*Exercise description:* Copy each line of the following material that has the string "кунед".

*Extracted information:*
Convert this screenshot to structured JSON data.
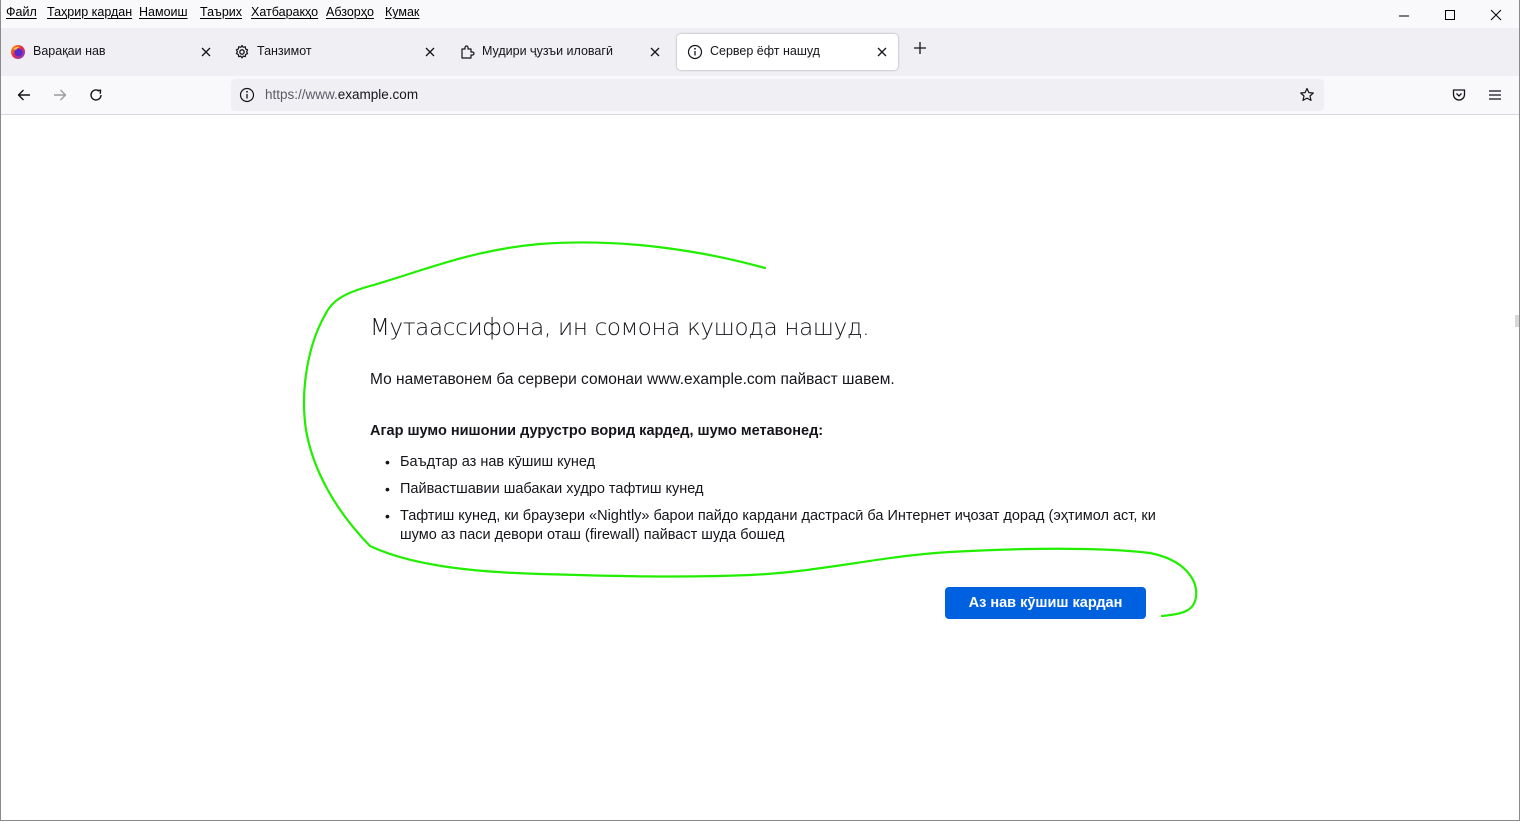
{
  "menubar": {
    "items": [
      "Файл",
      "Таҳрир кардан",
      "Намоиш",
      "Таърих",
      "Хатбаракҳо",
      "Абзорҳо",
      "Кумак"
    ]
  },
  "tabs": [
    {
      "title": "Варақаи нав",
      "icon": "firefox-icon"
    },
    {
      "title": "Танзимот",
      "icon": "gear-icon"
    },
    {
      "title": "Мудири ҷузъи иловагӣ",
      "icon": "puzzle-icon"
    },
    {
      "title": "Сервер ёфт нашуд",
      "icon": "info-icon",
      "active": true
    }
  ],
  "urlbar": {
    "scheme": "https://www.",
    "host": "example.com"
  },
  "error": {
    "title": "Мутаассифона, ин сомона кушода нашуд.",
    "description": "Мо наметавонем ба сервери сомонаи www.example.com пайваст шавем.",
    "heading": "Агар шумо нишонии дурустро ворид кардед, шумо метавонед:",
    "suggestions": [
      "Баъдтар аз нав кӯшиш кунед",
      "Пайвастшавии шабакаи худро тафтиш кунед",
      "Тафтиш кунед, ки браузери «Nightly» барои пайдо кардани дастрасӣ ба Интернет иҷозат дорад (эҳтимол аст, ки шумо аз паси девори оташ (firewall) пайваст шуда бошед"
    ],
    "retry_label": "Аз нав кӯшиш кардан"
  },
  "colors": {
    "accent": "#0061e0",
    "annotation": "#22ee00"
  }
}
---
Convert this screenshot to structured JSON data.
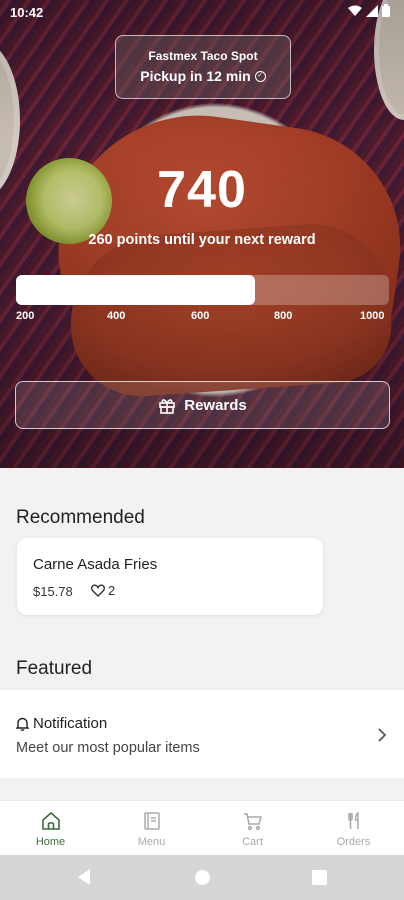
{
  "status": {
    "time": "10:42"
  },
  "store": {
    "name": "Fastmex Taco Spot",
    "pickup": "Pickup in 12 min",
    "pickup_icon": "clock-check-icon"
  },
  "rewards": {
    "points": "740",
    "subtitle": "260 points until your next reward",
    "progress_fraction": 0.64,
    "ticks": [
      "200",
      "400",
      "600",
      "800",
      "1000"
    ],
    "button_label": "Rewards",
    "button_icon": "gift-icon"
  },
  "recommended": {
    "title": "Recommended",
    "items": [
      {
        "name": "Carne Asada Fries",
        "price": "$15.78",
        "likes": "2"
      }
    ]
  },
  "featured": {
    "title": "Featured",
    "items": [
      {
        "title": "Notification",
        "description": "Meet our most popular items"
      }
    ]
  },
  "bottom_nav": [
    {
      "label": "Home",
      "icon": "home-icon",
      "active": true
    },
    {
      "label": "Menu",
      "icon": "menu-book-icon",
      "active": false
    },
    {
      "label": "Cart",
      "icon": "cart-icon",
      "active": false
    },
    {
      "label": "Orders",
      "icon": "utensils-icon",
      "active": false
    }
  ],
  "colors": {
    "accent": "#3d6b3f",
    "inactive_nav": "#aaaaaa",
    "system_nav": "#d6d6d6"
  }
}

*Answer for the task:*
      "Баъдтар аз нав кӯшиш кунед",
      "Пайвастшавии шабакаи худро тафтиш кунед",
      "Тафтиш кунед, ки браузери «Nightly» барои пайдо кардани дастрасӣ ба Интернет иҷозат дорад (эҳтимол аст, ки шумо аз паси девори оташ (firewall) пайваст шуда бошед"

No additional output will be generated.